A new report by tax researchers estimates the amount of black money deposited by a ‘global super-rich elite’ in offshore accounts at £13 trillion – equivalent of the combined GDP of the US and Japan.
The report by Tax Justice Network released to The Observer is said to be the ‘most detailed estimates yet of the size of the offshore economy’.
In an appendix, the report says that “(it) first became evident in the late 1980s that a vast amount of flight capital was pouring out of the developing world”. The report suggests that for many developing countries the cumulative value of the capital that has flowed out of their economies since the 1970s would be more than enough to pay off their debts to the rest of the world.
In the report, Mr James Henry, former chief economist at consultancy McKinsey and an expert on tax havens, shows that at least £13 trillion — perhaps up to £20 trillion — has leaked out of scores of countries into secretive jurisdictions such as Switzerland and the Cayman Islands with the help of private banks.
Their wealth is, as Mr Henry puts it, “protected by a highly paid, industrious bevy of professional enablers in the private banking, legal, accounting and investment industries taking advantage of the increasingly borderless, frictionless global economy”.
According to Mr Henry’s research, the top 10 private banks, which include UBS and Credit Suisse in Switzerland, as well as the US investment bank Goldman Sachs, managed more than £4 trillion in 2010, a sharp rise from £1.5 trillion five years earlier, The Observer reported.
According to Mr Henry’s calculations, £6.3 trillion of assets is owned by only 92,000 people, or 0.001 per cent of the world’s population — a tiny class of the mega-rich who have more in common with each other than those at the bottom of the income scale in their own societies.
“These estimates reveal a staggering failure: inequality is much, much worse than official statistics show, but politicians are still relying on trickle-down to transfer wealth to poorer people,” said Mr John Christensen of the Tax Justice Network.
The report states that oil-rich states with an internationally mobile elite are especially prone to keeping their wealth in offshore bank accounts instead of investing it at home.

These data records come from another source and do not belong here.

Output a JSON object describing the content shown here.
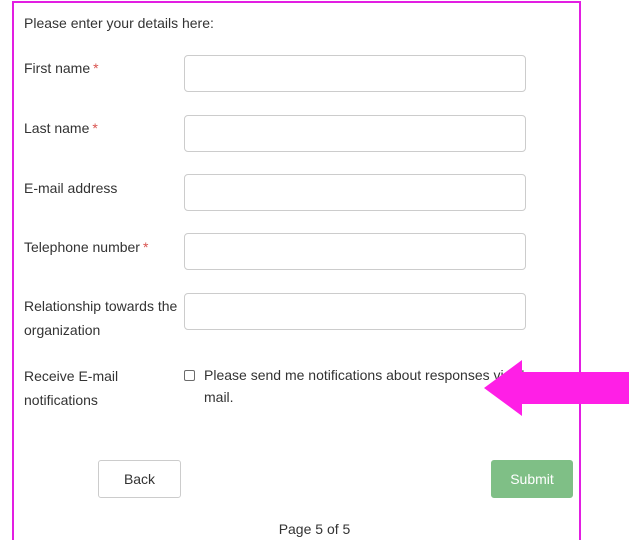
{
  "form": {
    "intro": "Please enter your details here:",
    "required_marker": "*",
    "fields": [
      {
        "label": "First name",
        "required": true,
        "value": "",
        "placeholder": ""
      },
      {
        "label": "Last name",
        "required": true,
        "value": "",
        "placeholder": ""
      },
      {
        "label": "E-mail address",
        "required": false,
        "value": "",
        "placeholder": ""
      },
      {
        "label": "Telephone number",
        "required": true,
        "value": "",
        "placeholder": ""
      },
      {
        "label": "Relationship towards the organization",
        "required": false,
        "value": "",
        "placeholder": ""
      }
    ],
    "notifications": {
      "label": "Receive E-mail notifications",
      "checkbox_text": "Please send me notifications about responses via E-mail.",
      "checked": false
    }
  },
  "buttons": {
    "back": "Back",
    "submit": "Submit"
  },
  "pagination": {
    "text": "Page 5 of 5"
  },
  "colors": {
    "frame_border": "#e21ee2",
    "arrow": "#ff1fe6",
    "required": "#d9534f",
    "submit_bg": "#7fbf86"
  },
  "icons": {
    "callout_arrow": "left-arrow-icon"
  }
}
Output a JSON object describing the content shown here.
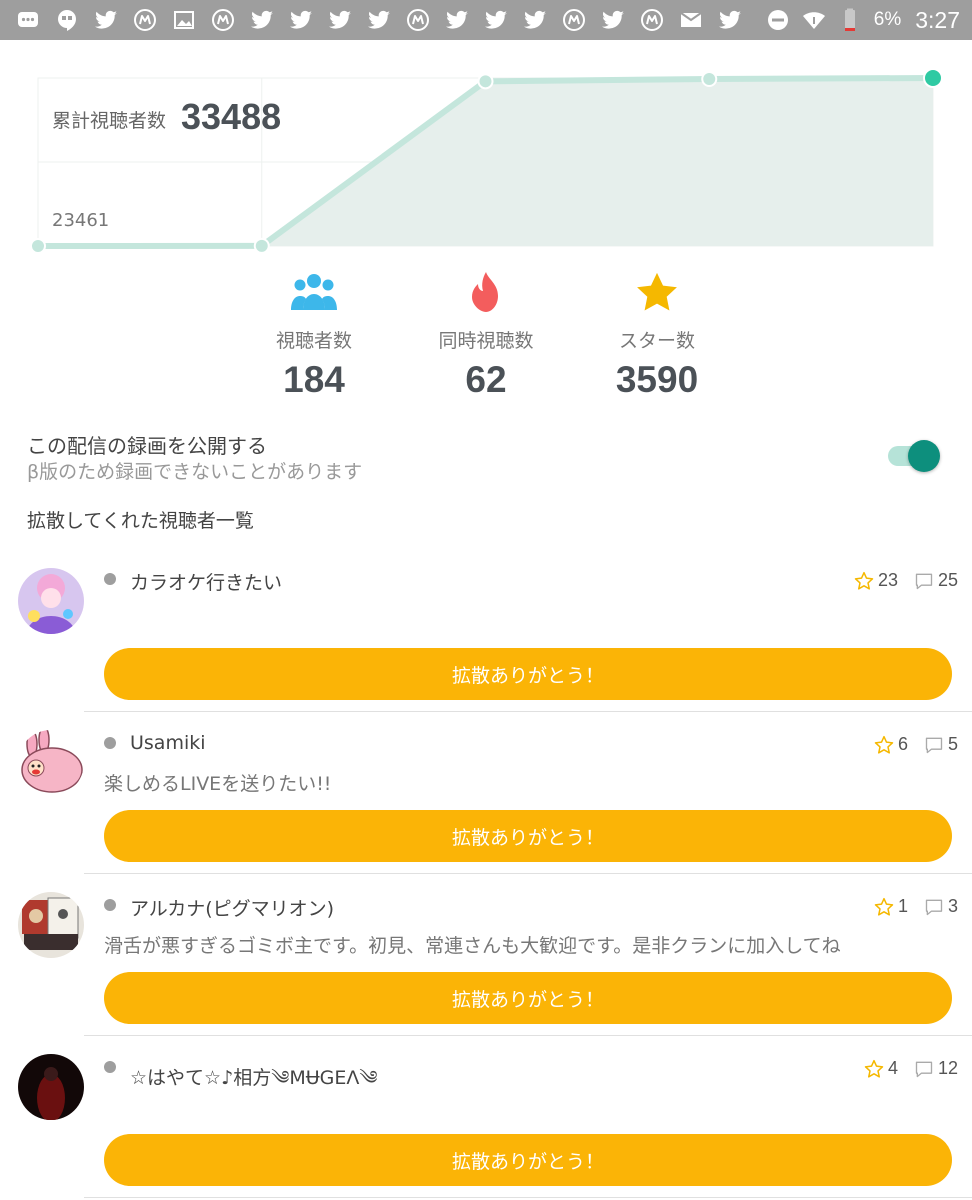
{
  "status_bar": {
    "notification_icons": [
      "chat-icon",
      "hangouts-icon",
      "twitter-icon",
      "m-app-icon",
      "gallery-icon",
      "m-app-icon",
      "twitter-icon",
      "twitter-icon",
      "twitter-icon",
      "twitter-icon",
      "m-app-icon",
      "twitter-icon",
      "twitter-icon",
      "twitter-icon",
      "m-app-icon",
      "twitter-icon",
      "m-app-icon",
      "mail-icon",
      "twitter-icon"
    ],
    "battery": "6%",
    "time": "3:27"
  },
  "chart_data": {
    "type": "area",
    "title": "累計視聴者数",
    "total": "33488",
    "min_label": "23461",
    "values": [
      23461,
      23470,
      33290,
      33430,
      33488
    ],
    "ylim": [
      23461,
      33488
    ],
    "grid": true,
    "colors": {
      "line": "#c4e6dc",
      "fill": "#e6efec",
      "last_point": "#2fcaa3"
    }
  },
  "stats": [
    {
      "icon": "people-icon",
      "label": "視聴者数",
      "value": "184"
    },
    {
      "icon": "fire-icon",
      "label": "同時視聴数",
      "value": "62"
    },
    {
      "icon": "star-icon",
      "label": "スター数",
      "value": "3590"
    }
  ],
  "recording": {
    "title": "この配信の録画を公開する",
    "subtitle": "β版のため録画できないことがあります",
    "enabled": true
  },
  "list_heading": "拡散してくれた視聴者一覧",
  "viewers": [
    {
      "name": "カラオケ行きたい",
      "message": "",
      "stars": "23",
      "comments": "25",
      "button": "拡散ありがとう！"
    },
    {
      "name": "Usamiki",
      "message": "楽しめるLIVEを送りたい!!",
      "stars": "6",
      "comments": "5",
      "button": "拡散ありがとう！"
    },
    {
      "name": "アルカナ(ピグマリオン)",
      "message": "滑舌が悪すぎるゴミボ主です。初見、常連さんも大歓迎です。是非クランに加入してね",
      "stars": "1",
      "comments": "3",
      "button": "拡散ありがとう！"
    },
    {
      "name": "☆はやて☆♪相方༄MɄGEɅ༄",
      "message": "",
      "stars": "4",
      "comments": "12",
      "button": "拡散ありがとう！"
    }
  ],
  "colors": {
    "accent": "#fbb406",
    "toggle": "#0d8f7d",
    "star": "#f5b800",
    "people": "#3db7ea",
    "fire": "#f35d5d"
  }
}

“The problem here is that the assets of these countries are held by a small number of wealthy individuals while the debts are shouldered by the ordinary people of these countries through their governments,” the report says.